Task: Give back, word for word, only the lines from the one containing "Convert this screenshot" to the end of the listing below.

Data to use:
════════════════

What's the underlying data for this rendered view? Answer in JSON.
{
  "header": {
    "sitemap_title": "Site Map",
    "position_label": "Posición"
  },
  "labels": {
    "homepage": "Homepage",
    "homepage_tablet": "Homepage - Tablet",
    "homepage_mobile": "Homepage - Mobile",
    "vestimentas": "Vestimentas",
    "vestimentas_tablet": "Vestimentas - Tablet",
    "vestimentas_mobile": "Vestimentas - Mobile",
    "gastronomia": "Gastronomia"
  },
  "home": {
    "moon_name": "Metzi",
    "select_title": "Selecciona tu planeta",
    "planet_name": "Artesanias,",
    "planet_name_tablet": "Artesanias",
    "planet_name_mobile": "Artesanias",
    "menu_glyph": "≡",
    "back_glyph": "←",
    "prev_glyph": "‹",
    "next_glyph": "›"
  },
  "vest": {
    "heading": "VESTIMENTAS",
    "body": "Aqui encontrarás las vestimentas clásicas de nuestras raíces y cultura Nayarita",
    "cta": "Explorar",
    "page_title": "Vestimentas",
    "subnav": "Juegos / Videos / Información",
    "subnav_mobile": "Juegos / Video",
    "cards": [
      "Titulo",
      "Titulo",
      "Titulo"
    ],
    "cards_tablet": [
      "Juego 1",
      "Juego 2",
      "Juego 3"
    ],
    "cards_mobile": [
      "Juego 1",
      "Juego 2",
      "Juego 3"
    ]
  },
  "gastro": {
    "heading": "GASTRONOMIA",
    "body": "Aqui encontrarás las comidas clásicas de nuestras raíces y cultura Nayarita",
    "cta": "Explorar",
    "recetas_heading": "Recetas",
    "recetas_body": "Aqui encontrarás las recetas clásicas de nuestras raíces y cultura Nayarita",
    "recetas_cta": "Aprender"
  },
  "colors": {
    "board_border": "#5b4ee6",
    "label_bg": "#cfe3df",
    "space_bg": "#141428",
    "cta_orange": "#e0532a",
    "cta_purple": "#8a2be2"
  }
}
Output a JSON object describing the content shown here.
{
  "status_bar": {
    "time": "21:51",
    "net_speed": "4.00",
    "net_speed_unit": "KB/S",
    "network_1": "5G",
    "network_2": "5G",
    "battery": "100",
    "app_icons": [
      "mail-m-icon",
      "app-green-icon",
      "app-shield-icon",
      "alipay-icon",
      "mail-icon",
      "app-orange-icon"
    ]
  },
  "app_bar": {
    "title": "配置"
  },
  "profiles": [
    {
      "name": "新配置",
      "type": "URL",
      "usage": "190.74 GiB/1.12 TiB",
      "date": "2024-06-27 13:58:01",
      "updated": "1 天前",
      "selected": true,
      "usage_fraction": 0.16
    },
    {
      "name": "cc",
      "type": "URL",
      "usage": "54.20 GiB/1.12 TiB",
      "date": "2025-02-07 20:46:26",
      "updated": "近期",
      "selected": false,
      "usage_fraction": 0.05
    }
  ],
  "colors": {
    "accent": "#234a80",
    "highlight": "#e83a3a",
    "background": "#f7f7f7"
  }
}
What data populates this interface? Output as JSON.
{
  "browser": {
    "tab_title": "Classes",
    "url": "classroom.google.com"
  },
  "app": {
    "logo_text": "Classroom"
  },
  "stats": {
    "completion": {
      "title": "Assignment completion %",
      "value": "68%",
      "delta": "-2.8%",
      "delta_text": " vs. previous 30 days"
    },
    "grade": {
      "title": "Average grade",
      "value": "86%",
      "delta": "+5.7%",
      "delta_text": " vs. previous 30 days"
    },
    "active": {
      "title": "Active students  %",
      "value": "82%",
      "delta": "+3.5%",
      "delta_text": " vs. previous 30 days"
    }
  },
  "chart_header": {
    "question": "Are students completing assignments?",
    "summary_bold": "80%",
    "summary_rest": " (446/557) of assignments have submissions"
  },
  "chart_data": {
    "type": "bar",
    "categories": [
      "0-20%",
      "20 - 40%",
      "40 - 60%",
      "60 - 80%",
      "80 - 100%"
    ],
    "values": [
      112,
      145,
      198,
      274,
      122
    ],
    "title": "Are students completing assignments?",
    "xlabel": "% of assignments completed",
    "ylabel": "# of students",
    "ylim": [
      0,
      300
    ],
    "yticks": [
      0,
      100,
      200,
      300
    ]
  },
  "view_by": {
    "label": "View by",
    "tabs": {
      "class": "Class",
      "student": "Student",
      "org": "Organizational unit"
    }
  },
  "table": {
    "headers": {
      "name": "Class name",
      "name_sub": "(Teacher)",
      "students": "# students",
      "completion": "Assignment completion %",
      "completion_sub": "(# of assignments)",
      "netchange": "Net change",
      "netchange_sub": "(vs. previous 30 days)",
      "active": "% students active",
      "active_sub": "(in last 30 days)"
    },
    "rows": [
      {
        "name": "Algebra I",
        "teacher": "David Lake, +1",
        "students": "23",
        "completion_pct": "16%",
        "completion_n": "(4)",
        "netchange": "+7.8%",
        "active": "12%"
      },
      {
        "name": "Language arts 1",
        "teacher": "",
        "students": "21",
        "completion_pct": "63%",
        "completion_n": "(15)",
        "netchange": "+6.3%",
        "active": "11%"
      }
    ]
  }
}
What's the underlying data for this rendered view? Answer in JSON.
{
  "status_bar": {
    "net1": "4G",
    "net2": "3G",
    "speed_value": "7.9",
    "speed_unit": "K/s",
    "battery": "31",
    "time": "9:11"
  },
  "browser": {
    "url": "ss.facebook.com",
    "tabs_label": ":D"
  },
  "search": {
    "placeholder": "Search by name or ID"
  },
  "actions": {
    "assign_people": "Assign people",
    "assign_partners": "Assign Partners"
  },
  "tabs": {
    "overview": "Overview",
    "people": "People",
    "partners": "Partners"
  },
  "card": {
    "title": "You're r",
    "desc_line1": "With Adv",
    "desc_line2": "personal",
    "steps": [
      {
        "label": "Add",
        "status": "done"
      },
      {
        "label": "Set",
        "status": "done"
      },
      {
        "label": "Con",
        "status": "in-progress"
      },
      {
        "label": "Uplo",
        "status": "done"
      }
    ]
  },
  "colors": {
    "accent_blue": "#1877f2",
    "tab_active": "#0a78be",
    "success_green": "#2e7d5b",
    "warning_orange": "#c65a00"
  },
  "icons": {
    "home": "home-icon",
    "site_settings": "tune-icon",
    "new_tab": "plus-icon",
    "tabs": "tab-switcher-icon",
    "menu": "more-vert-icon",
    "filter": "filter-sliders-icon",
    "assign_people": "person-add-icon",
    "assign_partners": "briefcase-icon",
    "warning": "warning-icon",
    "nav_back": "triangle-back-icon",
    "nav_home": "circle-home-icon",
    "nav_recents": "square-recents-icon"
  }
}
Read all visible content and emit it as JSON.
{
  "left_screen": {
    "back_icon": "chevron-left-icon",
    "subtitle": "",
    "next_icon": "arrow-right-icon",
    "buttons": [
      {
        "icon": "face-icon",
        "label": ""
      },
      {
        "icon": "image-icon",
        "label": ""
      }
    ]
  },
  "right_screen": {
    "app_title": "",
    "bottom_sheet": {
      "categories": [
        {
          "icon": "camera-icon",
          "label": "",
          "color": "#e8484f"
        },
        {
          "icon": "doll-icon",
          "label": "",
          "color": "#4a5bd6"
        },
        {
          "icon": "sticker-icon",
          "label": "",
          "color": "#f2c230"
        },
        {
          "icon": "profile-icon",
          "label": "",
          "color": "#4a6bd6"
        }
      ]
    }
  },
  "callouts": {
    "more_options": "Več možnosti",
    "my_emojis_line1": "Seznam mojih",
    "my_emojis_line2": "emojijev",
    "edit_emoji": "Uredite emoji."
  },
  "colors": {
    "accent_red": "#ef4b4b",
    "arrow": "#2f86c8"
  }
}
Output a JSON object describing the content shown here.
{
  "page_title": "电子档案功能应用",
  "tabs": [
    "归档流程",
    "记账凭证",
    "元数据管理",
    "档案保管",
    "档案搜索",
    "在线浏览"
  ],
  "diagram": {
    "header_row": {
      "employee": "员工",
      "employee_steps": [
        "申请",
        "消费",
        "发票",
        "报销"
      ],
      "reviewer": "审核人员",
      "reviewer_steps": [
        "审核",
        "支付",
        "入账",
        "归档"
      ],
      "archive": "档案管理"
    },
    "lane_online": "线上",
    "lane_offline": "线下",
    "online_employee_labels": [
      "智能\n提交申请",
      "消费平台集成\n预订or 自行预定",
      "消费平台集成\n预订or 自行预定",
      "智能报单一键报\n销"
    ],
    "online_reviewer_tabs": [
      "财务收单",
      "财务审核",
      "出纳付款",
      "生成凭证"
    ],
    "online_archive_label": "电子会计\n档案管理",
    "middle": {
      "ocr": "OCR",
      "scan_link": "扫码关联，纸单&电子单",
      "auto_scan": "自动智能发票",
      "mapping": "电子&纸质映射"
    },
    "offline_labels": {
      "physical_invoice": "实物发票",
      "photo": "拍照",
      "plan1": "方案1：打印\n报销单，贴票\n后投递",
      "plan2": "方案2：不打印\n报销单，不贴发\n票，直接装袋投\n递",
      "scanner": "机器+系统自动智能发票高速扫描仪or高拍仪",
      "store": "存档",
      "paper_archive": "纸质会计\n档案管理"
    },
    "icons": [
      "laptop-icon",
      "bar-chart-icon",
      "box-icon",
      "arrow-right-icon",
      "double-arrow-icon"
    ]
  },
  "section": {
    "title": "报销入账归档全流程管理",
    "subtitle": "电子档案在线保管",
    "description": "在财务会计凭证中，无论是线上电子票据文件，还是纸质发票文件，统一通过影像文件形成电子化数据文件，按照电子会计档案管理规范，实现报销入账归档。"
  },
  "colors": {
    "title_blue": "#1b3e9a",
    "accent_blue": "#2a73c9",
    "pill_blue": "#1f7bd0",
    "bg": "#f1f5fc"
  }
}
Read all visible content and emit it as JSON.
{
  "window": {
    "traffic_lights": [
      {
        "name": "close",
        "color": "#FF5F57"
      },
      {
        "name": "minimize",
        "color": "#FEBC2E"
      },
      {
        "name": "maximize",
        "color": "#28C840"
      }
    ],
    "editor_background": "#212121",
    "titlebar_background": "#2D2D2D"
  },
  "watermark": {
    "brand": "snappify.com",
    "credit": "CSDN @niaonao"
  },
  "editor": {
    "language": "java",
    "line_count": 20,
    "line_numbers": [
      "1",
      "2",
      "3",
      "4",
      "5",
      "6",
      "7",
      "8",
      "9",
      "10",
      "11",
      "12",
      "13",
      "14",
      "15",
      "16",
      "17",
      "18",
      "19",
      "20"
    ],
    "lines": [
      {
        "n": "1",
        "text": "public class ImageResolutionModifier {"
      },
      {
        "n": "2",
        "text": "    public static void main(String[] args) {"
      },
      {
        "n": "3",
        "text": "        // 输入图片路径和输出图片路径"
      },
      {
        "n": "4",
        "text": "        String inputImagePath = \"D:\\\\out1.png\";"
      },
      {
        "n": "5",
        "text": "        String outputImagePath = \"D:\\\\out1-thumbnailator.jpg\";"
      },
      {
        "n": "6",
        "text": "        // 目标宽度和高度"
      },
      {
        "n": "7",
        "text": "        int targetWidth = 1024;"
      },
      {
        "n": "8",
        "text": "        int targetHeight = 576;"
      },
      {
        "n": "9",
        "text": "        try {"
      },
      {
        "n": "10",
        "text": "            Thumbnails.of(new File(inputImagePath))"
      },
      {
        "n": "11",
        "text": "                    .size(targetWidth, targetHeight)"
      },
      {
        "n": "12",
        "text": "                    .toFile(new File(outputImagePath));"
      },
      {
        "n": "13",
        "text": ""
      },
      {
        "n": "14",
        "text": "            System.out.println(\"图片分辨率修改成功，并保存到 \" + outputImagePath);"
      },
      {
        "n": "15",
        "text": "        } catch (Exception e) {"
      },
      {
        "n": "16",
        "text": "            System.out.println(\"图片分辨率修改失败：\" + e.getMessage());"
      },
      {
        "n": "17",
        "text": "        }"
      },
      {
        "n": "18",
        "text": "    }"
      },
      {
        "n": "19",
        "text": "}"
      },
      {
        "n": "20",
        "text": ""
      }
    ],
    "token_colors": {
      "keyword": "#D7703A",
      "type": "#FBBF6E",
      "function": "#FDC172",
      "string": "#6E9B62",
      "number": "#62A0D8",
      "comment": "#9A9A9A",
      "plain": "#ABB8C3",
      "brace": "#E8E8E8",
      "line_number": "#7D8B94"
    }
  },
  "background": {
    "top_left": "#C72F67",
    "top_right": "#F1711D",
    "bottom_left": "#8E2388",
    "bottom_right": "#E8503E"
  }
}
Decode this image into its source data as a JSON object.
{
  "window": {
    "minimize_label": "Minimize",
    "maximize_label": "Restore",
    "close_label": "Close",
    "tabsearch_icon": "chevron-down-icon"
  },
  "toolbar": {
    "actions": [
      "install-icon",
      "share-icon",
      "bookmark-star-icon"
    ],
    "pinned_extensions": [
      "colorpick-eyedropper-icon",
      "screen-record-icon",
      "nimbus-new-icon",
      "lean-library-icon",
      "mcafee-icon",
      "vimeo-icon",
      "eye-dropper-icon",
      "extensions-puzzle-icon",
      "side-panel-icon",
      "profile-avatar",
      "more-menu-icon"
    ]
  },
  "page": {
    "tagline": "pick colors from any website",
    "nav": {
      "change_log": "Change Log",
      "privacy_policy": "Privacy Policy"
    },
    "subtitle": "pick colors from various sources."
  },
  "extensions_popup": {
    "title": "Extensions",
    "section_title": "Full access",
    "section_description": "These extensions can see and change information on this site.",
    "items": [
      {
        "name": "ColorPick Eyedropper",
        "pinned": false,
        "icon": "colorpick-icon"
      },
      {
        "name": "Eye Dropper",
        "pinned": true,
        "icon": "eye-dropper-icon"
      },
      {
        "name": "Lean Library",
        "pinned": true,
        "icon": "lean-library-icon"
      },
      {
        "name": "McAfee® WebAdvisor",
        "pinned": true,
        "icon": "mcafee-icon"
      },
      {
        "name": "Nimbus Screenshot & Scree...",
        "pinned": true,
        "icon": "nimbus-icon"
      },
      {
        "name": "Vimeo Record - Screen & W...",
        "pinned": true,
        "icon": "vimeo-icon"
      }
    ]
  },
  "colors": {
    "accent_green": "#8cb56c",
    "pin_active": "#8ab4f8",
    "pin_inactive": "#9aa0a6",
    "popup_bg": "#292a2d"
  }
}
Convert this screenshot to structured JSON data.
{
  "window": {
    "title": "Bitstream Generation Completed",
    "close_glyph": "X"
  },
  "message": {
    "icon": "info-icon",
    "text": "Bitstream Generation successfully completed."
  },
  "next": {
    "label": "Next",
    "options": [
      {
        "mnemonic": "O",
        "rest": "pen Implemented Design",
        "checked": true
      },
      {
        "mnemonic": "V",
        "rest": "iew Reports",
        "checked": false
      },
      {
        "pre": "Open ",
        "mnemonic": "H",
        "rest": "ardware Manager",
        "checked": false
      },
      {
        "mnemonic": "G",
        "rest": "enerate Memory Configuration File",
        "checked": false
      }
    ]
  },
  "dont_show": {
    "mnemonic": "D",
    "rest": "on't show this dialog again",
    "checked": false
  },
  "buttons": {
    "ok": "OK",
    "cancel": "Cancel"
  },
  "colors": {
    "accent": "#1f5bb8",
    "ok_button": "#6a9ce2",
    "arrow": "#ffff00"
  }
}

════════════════

Task output:
Convert this screenshot to structured JSON data.
{
  "window": {
    "title": "Bitstream Generation Completed",
    "close_glyph": "X"
  },
  "message": {
    "icon": "info-icon",
    "text": "Bitstream Generation successfully completed."
  },
  "next": {
    "label": "Next",
    "options": [
      {
        "mnemonic": "O",
        "rest": "pen Implemented Design",
        "checked": true
      },
      {
        "mnemonic": "V",
        "rest": "iew Reports",
        "checked": false
      },
      {
        "pre": "Open ",
        "mnemonic": "H",
        "rest": "ardware Manager",
        "checked": false
      },
      {
        "mnemonic": "G",
        "rest": "enerate Memory Configuration File",
        "checked": false
      }
    ]
  },
  "dont_show": {
    "mnemonic": "D",
    "rest": "on't show this dialog again",
    "checked": false
  },
  "buttons": {
    "ok": "OK",
    "cancel": "Cancel"
  },
  "colors": {
    "accent": "#1f5bb8",
    "ok_button": "#6a9ce2",
    "arrow": "#ffff00"
  }
}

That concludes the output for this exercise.